** Dataset extract follows **

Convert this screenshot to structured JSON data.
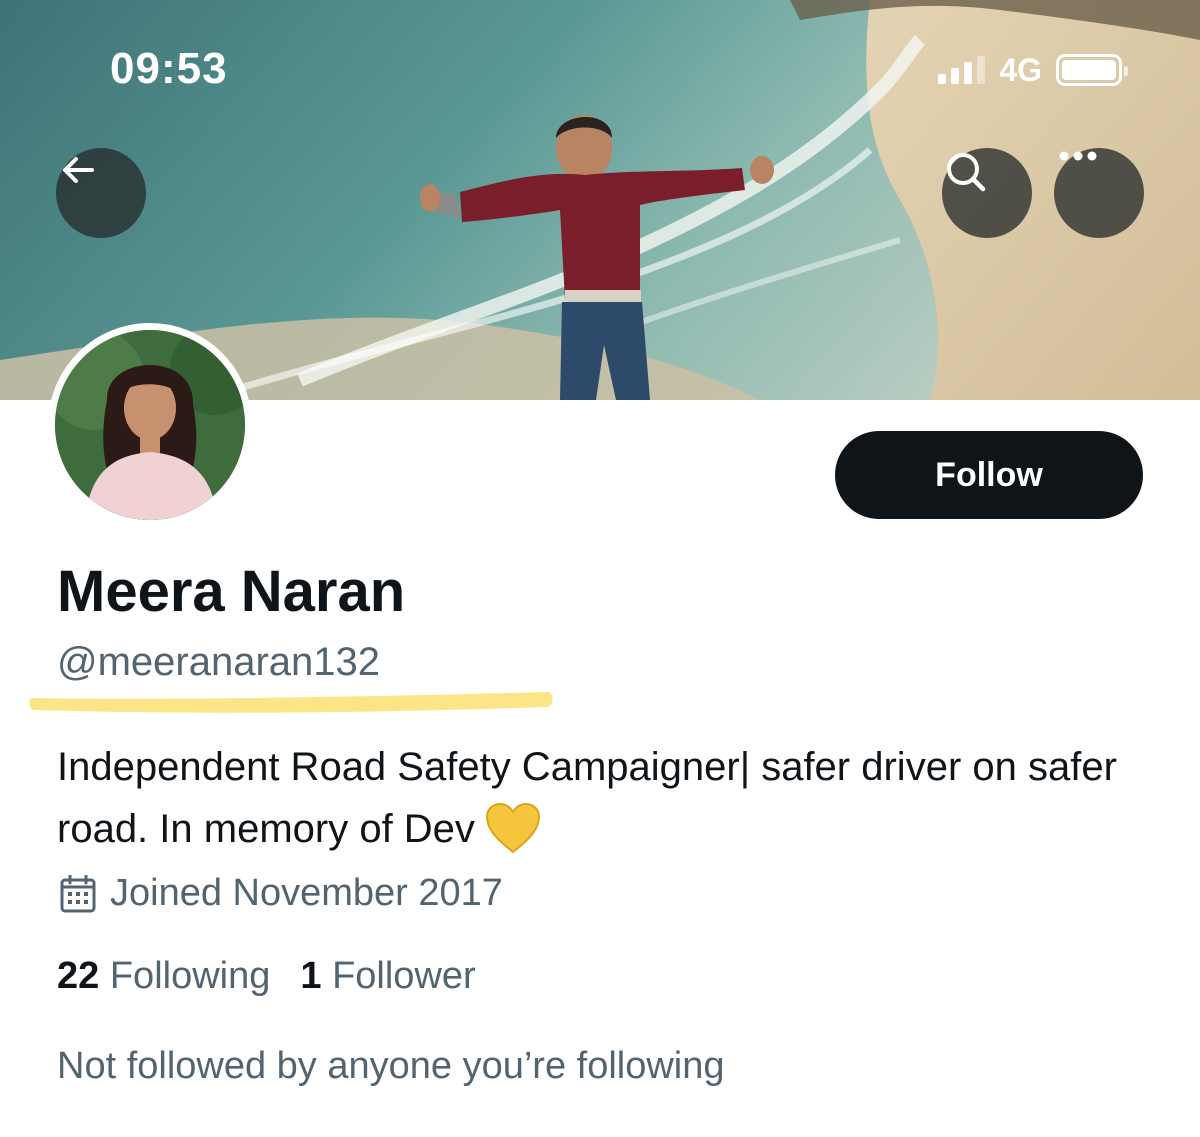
{
  "status_bar": {
    "time": "09:53",
    "network": "4G",
    "signal_icon": "signal-bars-icon",
    "battery_icon": "battery-icon"
  },
  "header": {
    "back_icon": "arrow-left-icon",
    "search_icon": "search-icon",
    "more_icon": "more-horizontal-icon"
  },
  "profile": {
    "display_name": "Meera Naran",
    "handle": "@meeranaran132",
    "bio": "Independent Road Safety Campaigner| safer driver on safer road. In memory of Dev",
    "bio_emoji": "yellow-heart-icon",
    "joined": "Joined November 2017",
    "joined_icon": "calendar-icon",
    "following_count": "22",
    "following_label": "Following",
    "followers_count": "1",
    "followers_label": "Follower",
    "mutual_note": "Not followed by anyone you’re following"
  },
  "actions": {
    "follow_label": "Follow"
  },
  "colors": {
    "primary_text": "#0f1419",
    "secondary_text": "#536471",
    "button_bg": "#0f1419",
    "highlight": "#fbe27a"
  }
}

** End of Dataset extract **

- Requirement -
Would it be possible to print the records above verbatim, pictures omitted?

- Answer space -
Convert this screenshot to structured JSON data.
{
  "status_bar": {
    "time": "09:53",
    "network": "4G",
    "signal_icon": "signal-bars-icon",
    "battery_icon": "battery-icon"
  },
  "header": {
    "back_icon": "arrow-left-icon",
    "search_icon": "search-icon",
    "more_icon": "more-horizontal-icon"
  },
  "profile": {
    "display_name": "Meera Naran",
    "handle": "@meeranaran132",
    "bio": "Independent Road Safety Campaigner| safer driver on safer road. In memory of Dev",
    "bio_emoji": "yellow-heart-icon",
    "joined": "Joined November 2017",
    "joined_icon": "calendar-icon",
    "following_count": "22",
    "following_label": "Following",
    "followers_count": "1",
    "followers_label": "Follower",
    "mutual_note": "Not followed by anyone you’re following"
  },
  "actions": {
    "follow_label": "Follow"
  },
  "colors": {
    "primary_text": "#0f1419",
    "secondary_text": "#536471",
    "button_bg": "#0f1419",
    "highlight": "#fbe27a"
  }
}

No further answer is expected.